SeventeenTonePianoProject

The Seventeen-Tone Piano Project began with tuning two acoustic pianos in seventeen equal tones per octave and then playing music on them. The project was created with the intention of encouraging (and at the very least not discouraging) the writing of music in the 17-tet system. There are no restrictions on eligibility; all sentient creatures are invited. We will try to have as many concerts as interest in the project can sustain.

Most recent phase

Phase Four began with a call for MICROTONAL SONGS, vocal music in all kinds of non-12 tunings, culminating in a sing-along session on April 30 and a concert on May 1, 2008.

Past phases

Phase One of the project centered around pieces and improvisations by Rice composers, some of which were featured on a concert on April 29, 2006. The recording is of a subsequent recording session.

Phase Two of the project had a deadline of Sunday August 27 2006, in preparation for a concert which happened on Tuesday September 26, at 8 PM in Hirsch Orchestra Rehearsal Hall. Fourteen compositions in 17-EDO were premiered and recorded.

Phase Three happened on Monday, May 7th, 2007. It featured some new 17-EDO chamber music which included the pianos, acoustic and electronic instruments. Music is falling into place by mid-April.

Contact

Current contact info for 17tpp:
<eptadecaphonic at gmail dot com>

17 tone piano project
c/o Dan Sedgwick
1618 Bonnie Brae
Houston, TX 77006

Links...

Remnants of a 17-tone piano and electronics project about 16 years ago, and recordings of phase one of this project.

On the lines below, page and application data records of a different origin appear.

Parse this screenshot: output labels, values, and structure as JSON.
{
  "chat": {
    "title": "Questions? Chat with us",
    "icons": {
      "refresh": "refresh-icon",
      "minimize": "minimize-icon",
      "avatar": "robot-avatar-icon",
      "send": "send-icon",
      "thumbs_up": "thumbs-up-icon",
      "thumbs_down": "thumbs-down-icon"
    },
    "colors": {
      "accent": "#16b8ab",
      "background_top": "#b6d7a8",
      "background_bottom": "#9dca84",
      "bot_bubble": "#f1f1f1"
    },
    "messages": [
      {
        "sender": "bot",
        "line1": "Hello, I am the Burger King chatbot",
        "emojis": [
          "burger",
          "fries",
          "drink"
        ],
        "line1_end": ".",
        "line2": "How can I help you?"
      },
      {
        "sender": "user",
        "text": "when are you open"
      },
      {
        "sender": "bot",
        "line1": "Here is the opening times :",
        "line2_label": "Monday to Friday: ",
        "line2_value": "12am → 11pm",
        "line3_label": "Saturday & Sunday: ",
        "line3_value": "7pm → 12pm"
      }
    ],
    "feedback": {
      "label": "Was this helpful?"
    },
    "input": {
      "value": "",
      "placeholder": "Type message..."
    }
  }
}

There are a few pieces available on the internet in 17: some 6 MIDI files by Mats Ă–ljare (search for "17tet"), Herman Miller's "Transformation", and three improvisations by Andrew Heathwaite (search for "17tet"). And one by XJ Scott.

Music theory through the eyes of the 17 Tone Piano Project


Piano tuning and performable scores.

Following the circle-of-fifths naming system for 17, the white keys of both pianos are tuned identically, to the (notated) C major scale. The piano called "flat" has black keys tuned to Db Eb Gb Ab Bb; the one called "sharp" has C# D# F# G# A#. This way we get the 7+5+5 = 17 notes. Remember, C# is HIGHER than Db!

In scores with separate staves for each piano, it is not necessary to spell chords with these distinctions; notating intervals in their most common appearance is recommended for quick readability, e.g. Eb-C in the sharp piano part, rather than D#-C.

The pianos (baby grands, did I mention playing inside the piano is OK?) will be set up at a right angle, with flats on the left, sharps on the right, close enough that one person could play on both keyboards.